Brief: Whenever a line of the listing contains "link", it counts; give the total number of such lines and nothing more.

Extracted records:
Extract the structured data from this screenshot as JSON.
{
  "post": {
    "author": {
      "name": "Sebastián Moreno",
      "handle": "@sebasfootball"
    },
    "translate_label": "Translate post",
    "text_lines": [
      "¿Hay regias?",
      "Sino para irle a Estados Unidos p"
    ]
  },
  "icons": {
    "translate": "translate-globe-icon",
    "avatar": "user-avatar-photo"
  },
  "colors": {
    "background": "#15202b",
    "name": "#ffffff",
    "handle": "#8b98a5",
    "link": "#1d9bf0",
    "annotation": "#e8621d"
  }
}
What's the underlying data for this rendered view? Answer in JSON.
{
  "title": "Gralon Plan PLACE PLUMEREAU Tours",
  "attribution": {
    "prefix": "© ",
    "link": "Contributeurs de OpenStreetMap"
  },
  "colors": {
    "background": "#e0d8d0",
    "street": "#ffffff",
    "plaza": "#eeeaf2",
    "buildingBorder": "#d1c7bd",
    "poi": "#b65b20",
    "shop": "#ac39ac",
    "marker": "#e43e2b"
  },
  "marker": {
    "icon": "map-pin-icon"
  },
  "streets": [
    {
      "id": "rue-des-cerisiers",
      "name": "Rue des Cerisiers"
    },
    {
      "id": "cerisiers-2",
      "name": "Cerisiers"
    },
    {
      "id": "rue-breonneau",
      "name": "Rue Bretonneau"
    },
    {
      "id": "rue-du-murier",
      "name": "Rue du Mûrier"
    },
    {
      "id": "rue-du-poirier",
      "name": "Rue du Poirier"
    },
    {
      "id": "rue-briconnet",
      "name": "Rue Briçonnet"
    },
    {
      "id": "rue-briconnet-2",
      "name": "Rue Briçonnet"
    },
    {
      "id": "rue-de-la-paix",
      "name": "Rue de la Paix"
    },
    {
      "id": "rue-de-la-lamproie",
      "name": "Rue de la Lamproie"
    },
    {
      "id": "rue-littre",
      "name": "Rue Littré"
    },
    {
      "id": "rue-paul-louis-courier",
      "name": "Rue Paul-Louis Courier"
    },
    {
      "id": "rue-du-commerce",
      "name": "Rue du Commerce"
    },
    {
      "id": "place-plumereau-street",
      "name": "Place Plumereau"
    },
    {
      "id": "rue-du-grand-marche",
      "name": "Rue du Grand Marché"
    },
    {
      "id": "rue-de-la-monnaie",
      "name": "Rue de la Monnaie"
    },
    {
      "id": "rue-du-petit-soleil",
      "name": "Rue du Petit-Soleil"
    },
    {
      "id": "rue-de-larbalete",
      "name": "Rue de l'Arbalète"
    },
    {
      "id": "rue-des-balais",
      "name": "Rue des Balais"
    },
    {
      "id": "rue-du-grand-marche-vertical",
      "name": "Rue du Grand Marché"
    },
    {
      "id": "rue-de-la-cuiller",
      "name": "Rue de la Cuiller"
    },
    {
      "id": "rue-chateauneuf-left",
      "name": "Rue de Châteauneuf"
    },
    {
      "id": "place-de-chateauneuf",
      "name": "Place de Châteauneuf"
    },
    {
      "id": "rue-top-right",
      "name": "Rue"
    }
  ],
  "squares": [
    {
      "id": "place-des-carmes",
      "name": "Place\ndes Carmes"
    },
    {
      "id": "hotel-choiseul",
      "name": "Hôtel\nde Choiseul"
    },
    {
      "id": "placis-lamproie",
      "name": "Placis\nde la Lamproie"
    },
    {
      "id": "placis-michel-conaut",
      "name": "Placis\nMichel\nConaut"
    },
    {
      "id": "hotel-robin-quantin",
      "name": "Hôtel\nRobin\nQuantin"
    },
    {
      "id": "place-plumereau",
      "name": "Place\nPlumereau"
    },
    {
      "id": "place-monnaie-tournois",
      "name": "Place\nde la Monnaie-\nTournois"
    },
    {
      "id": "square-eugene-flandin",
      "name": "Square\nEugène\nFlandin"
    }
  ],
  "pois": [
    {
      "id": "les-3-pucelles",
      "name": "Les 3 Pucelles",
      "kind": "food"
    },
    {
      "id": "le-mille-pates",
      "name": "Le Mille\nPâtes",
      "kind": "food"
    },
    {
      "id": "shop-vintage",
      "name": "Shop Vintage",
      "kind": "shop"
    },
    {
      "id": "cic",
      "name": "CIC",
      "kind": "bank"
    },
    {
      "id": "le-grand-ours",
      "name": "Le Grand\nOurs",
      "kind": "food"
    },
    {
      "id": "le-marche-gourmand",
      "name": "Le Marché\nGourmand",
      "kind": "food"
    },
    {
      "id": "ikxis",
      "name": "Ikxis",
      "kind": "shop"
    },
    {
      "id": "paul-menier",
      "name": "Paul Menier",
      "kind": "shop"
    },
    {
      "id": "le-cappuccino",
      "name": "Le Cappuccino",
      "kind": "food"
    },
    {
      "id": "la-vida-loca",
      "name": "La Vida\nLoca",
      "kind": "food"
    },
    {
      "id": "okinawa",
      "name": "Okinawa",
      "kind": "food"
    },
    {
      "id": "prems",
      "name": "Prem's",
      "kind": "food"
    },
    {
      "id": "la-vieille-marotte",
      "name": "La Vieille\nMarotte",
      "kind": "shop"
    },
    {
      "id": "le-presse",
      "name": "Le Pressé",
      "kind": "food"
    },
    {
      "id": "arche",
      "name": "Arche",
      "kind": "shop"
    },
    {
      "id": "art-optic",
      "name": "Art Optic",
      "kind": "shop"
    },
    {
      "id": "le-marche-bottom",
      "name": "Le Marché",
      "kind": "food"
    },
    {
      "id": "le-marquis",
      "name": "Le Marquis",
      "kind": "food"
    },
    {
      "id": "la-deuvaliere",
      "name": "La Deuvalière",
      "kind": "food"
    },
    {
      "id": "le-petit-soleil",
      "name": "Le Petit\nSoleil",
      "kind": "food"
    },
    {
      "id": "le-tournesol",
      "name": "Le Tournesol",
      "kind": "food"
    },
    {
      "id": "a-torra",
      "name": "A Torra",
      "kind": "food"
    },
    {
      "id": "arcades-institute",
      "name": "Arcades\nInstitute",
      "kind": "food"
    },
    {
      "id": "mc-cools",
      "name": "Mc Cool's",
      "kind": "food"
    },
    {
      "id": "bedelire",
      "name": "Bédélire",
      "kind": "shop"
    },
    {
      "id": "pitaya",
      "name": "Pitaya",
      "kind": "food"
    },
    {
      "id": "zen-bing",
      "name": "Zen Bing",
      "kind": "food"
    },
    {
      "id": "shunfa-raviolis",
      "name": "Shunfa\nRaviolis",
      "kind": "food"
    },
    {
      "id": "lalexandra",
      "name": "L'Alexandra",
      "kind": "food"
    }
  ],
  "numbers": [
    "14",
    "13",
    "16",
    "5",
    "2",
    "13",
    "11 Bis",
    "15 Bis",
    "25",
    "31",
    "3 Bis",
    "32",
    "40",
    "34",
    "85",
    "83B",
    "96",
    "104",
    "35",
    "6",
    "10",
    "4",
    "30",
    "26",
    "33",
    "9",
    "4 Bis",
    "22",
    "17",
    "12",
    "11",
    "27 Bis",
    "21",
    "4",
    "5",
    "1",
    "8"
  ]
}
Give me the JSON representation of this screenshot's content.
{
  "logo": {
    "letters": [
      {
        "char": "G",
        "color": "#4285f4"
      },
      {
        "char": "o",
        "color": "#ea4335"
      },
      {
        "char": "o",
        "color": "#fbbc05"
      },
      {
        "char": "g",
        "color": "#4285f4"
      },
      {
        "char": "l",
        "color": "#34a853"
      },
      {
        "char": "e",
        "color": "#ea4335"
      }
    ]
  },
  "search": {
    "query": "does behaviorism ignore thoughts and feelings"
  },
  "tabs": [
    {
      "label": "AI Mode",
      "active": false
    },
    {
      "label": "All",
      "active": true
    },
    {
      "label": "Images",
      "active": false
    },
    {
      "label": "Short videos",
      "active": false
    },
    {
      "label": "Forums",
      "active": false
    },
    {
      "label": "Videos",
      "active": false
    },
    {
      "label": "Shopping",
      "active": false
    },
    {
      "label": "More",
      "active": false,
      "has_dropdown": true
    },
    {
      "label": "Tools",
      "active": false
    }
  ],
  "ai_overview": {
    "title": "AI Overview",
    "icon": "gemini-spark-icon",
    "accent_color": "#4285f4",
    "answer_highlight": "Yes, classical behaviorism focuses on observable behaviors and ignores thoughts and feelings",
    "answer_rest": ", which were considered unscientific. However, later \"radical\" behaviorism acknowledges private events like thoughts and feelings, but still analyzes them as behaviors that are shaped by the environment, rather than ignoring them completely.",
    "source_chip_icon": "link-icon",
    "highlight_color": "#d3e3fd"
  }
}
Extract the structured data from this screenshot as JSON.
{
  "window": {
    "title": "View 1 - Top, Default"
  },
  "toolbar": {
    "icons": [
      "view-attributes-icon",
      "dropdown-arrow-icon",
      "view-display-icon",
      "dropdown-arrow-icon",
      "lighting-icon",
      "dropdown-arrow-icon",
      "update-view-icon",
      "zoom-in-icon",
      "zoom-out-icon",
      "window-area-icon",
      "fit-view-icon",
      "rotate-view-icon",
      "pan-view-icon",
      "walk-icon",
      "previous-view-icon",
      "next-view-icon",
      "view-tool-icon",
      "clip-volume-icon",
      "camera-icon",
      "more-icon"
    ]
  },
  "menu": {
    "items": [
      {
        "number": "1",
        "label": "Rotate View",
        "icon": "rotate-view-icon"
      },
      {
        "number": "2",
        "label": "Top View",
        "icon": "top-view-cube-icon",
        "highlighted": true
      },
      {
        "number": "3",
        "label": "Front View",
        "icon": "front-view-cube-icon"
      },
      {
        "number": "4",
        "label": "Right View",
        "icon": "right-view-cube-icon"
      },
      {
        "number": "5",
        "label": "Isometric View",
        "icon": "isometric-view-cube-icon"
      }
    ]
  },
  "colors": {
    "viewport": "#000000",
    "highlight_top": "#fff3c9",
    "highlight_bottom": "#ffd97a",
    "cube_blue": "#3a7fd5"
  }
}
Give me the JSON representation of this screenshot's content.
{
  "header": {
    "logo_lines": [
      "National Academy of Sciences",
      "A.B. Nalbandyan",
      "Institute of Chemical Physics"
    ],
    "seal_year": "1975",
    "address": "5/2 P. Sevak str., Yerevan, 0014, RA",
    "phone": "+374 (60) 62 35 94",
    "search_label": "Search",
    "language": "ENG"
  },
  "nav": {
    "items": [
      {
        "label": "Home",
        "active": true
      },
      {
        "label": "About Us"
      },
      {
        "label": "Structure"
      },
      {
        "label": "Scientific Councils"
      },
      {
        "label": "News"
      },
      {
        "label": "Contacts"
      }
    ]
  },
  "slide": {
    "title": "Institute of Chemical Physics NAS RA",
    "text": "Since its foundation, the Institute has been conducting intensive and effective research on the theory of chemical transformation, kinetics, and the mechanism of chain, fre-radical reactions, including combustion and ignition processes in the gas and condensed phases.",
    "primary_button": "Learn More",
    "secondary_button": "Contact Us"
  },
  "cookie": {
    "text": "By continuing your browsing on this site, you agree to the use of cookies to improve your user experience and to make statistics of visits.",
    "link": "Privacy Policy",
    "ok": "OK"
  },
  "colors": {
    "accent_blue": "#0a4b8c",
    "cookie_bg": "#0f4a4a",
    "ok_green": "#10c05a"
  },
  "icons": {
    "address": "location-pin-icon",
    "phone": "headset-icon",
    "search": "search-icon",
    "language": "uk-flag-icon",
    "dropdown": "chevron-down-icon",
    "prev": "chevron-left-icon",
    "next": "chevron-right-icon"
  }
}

Result for this exercise: 4